by: Michael Saunders
In order to effectively reduce your debts and fix your credit history, you are going to have understand proper organization and effective ways to keep track of your financial records. To make an effective filing system, experts recommend alphabetizing your relevant documents by subject or category. But don't make the mistake of having too many or too few categories. A dozen broad categories should be the maximum in any filing system. Therefore, a sample file index might include categories for:
• Banking records (including checking and savings accounts)
• Bills paid (where you file regular monthly expenses)
• Budget (for itemized listings of all your expenses, income and assets)
• Credit cards (useful for storing receipts, statements and contracts)
• Insurance (auto, health, life and property insurance records)
• Investments (such as 401(k) and mutual fund reports)
Once you've gotten your files labeled, you may wonder how long you should keep certain financial documents. As a rule, you should keep old tax records for at least seven years because that's how far back the law allows the IRS to go when it wants to audit you. You should also hang on indefinitely to your stock, bond and mutual fund statements - mainly because if you sell any of those investments later, you may need to demonstrate the cost basis of your investment to the IRS. However, you don't need to keep those prospectuses that mutual fund companies mail you each quarter, so you can safely toss those.
Maintaining Your Filing System (continued...)
Financial Records the Importance of Creating An Effective Filing System
About The Author
Co-founders William Mann and David Mravyan devised the Sensimat during a mandatory project for their MBA at the Richard Ivey School of Business in Canada.
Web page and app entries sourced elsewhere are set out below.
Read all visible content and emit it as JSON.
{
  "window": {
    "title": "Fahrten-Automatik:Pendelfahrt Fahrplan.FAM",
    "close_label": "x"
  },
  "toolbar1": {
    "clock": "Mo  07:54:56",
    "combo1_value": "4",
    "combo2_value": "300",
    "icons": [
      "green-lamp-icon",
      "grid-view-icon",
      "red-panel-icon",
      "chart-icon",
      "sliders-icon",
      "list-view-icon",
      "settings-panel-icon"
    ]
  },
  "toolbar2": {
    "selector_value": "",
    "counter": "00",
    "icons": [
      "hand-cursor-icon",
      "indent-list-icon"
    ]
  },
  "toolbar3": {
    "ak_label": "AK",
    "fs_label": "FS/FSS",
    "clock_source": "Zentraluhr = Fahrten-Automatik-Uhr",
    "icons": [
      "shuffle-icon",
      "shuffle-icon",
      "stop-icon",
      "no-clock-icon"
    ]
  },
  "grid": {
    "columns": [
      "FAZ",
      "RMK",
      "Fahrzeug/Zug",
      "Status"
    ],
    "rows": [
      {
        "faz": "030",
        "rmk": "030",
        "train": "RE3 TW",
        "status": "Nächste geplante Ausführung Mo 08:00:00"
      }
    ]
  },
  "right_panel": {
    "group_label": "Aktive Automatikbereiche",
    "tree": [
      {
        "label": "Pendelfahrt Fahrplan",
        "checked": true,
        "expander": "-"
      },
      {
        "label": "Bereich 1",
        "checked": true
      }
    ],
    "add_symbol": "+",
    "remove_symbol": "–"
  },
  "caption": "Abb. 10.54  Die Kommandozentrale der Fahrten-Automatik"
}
Sensimat is a device that helps manage and assess pressure among wheelchair users.